------ Material shown ------

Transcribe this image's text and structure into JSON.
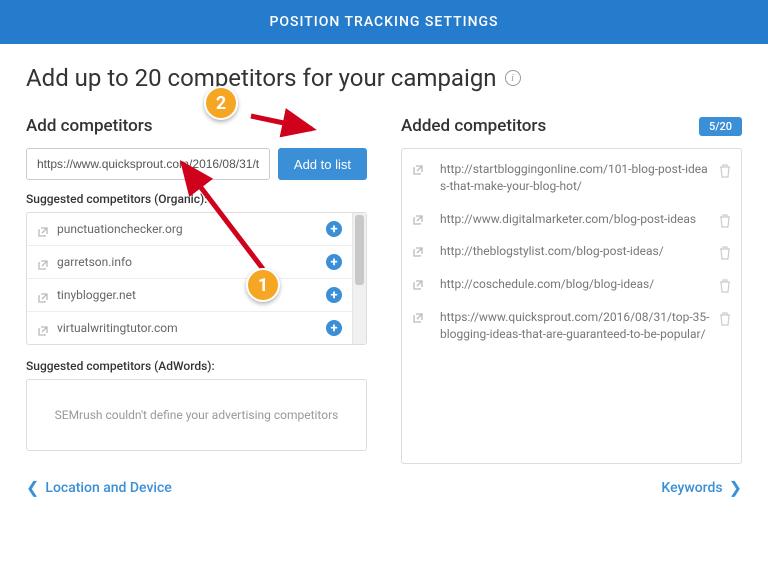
{
  "header": {
    "title": "POSITION TRACKING SETTINGS"
  },
  "page": {
    "title": "Add up to 20 competitors for your campaign"
  },
  "left": {
    "section_title": "Add competitors",
    "input_value": "https://www.quicksprout.com/2016/08/31/t",
    "add_button": "Add to list",
    "organic_title": "Suggested competitors (Organic):",
    "organic": [
      "punctuationchecker.org",
      "garretson.info",
      "tinyblogger.net",
      "virtualwritingtutor.com"
    ],
    "adwords_title": "Suggested competitors (AdWords):",
    "adwords_empty": "SEMrush couldn't define your advertising competitors"
  },
  "right": {
    "section_title": "Added competitors",
    "counter": "5/20",
    "items": [
      "http://startbloggingonline.com/101-blog-post-ideas-that-make-your-blog-hot/",
      "http://www.digitalmarketer.com/blog-post-ideas",
      "http://theblogstylist.com/blog-post-ideas/",
      "http://coschedule.com/blog/blog-ideas/",
      "https://www.quicksprout.com/2016/08/31/top-35-blogging-ideas-that-are-guaranteed-to-be-popular/"
    ]
  },
  "footer": {
    "back": "Location and Device",
    "next": "Keywords"
  },
  "annotations": {
    "step1": "1",
    "step2": "2"
  }
}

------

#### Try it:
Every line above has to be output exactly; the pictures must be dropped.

#### Task result:
Transcribe this image's text and structure into JSON.
{
  "header": {
    "title": "POSITION TRACKING SETTINGS"
  },
  "page": {
    "title": "Add up to 20 competitors for your campaign"
  },
  "left": {
    "section_title": "Add competitors",
    "input_value": "https://www.quicksprout.com/2016/08/31/t",
    "add_button": "Add to list",
    "organic_title": "Suggested competitors (Organic):",
    "organic": [
      "punctuationchecker.org",
      "garretson.info",
      "tinyblogger.net",
      "virtualwritingtutor.com"
    ],
    "adwords_title": "Suggested competitors (AdWords):",
    "adwords_empty": "SEMrush couldn't define your advertising competitors"
  },
  "right": {
    "section_title": "Added competitors",
    "counter": "5/20",
    "items": [
      "http://startbloggingonline.com/101-blog-post-ideas-that-make-your-blog-hot/",
      "http://www.digitalmarketer.com/blog-post-ideas",
      "http://theblogstylist.com/blog-post-ideas/",
      "http://coschedule.com/blog/blog-ideas/",
      "https://www.quicksprout.com/2016/08/31/top-35-blogging-ideas-that-are-guaranteed-to-be-popular/"
    ]
  },
  "footer": {
    "back": "Location and Device",
    "next": "Keywords"
  },
  "annotations": {
    "step1": "1",
    "step2": "2"
  }
}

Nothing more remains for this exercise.